It may come as a surprise to you that changing a last name is not only a female consideration these days. I just read a surprising article about Kevin Spacey who changed his last name to put the past farther behind him and disassociate from his father.
Women have to make this difficult decision when they get married and when they get divorced. Too often, it goes without thought and we fall into the tradition of taking our spouse’s name. The first time I got married, I was ecstatic to have an unusual name (my maiden name was Smith).
Our names entwine with our identity, so before you leap without looking, here are a few things to consider.
1. What is your attachment to your current name?
Are you a professional? Famous? Do you have children with that name? Is it a traditional name?
When we consider changing our name for marriage, we never want to consider that the marriage may not work out. We take a leap of faith. Some women keep their maiden name because they have already made a mark on this world with that name.
Keeping the marriage name to appear related to your children or to other people is not worth it if the marriage went sour. Your kids will still be your kids. Today, it is common for a parent to have a different last name than the kids. When I travel to other countries with my kids, I have no problems. Customs officers have never questioned if my kids are in fact mine.
Other than tradition, there is no reason for women to change names these days, as the surname passes down only through the male generations. Although, I once knew a man to take his wife’s last name to keep her family name going as she was the last one in the family tree.
2. What are all your options?
You can make up your new name, or go back to your maiden name. You could keep his last name but re-add your maiden name with a hyphen. Some women keep their married name after divorce to feel more united with their children.
I knew a couple where the woman had her maiden name, and I asked her why she didn’t take his last name. Let’s call him Mr. Johnson. She said his ex-wife is still Mrs. Johnson, and she didn’t want it on principal. That was sticky. I will never ask that question again.
After my divorce, I considered my kids before I made my decision to change my name. Only I did not go with my maiden name. Instead, I decided to honor my step-dad and take his name as my new forever name. It was a decision that I knew could come under scrutiny if I were to ever re-marry.
I decided that the “right man” would be an understanding one.
3. You can always change it later.
The easiest time to change your name is when you do it with your dissolution or divorce paperwork. Then it becomes a small part of a bigger chore. Sometimes, the complexity of undoing a marriage is enough and we are not in the right mindset to make a committed decision on a name.
If you choose to change your name at a different time than your divorce court date, there will be court fees to pay.
Our own name is such a personal thing.

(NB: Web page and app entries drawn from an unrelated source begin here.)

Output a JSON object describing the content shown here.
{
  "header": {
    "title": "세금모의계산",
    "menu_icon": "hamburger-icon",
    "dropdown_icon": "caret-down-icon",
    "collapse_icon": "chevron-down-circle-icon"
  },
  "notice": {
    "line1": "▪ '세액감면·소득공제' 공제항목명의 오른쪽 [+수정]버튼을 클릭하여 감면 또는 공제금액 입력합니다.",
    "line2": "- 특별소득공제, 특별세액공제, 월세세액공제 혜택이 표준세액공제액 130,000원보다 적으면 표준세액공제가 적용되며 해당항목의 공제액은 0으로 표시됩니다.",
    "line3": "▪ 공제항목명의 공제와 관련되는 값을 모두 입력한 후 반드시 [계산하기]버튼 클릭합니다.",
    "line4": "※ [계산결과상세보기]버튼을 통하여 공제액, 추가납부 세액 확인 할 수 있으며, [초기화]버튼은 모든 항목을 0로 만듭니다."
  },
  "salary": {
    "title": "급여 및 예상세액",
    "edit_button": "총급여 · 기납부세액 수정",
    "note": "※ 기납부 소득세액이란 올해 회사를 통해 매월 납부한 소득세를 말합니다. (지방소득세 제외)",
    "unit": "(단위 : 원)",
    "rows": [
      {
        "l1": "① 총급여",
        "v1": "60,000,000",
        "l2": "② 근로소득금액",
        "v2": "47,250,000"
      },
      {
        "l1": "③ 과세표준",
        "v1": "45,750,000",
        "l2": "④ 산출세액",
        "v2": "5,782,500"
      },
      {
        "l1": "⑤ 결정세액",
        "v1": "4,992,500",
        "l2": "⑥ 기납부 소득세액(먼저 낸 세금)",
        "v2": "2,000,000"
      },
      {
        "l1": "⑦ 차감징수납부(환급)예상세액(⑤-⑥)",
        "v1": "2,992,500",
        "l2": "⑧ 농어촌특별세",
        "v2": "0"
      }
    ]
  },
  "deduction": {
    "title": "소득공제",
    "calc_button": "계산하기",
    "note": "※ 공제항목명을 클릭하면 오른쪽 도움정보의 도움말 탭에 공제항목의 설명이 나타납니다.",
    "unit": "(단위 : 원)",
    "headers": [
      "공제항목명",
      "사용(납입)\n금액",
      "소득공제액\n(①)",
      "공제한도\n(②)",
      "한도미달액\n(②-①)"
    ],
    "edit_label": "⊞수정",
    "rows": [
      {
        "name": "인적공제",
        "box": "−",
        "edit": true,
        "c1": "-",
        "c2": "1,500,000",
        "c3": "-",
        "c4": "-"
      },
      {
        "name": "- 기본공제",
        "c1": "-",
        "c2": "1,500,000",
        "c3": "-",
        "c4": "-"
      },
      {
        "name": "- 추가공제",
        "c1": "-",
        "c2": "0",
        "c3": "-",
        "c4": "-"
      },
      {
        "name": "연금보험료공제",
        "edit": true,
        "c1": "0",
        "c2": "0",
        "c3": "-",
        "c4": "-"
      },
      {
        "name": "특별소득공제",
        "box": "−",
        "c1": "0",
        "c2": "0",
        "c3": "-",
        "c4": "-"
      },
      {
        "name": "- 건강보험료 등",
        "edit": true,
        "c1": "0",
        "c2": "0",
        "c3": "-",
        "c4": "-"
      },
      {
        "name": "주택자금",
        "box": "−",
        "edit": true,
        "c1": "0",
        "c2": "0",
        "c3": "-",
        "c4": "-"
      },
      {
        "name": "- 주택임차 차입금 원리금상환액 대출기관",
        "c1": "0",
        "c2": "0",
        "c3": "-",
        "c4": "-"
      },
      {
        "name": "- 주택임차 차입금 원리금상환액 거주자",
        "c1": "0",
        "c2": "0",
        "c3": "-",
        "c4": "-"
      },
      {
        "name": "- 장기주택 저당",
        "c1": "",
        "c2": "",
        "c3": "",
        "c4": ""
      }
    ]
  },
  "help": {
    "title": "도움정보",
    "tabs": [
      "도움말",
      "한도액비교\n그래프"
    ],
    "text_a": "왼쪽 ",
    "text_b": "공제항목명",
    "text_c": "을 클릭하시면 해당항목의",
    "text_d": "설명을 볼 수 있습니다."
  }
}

We get a charge when we hear someone calling our name at an event, a ballgame, a podium to collect an award. Make sure you choose one that you want your identity connected to.
Shakespeare wrote: “What’s in a name? That which we call a rose by any other name would smell as sweet.” Does it? Try substituting rose with foot. Sometimes careful consideration is optimal.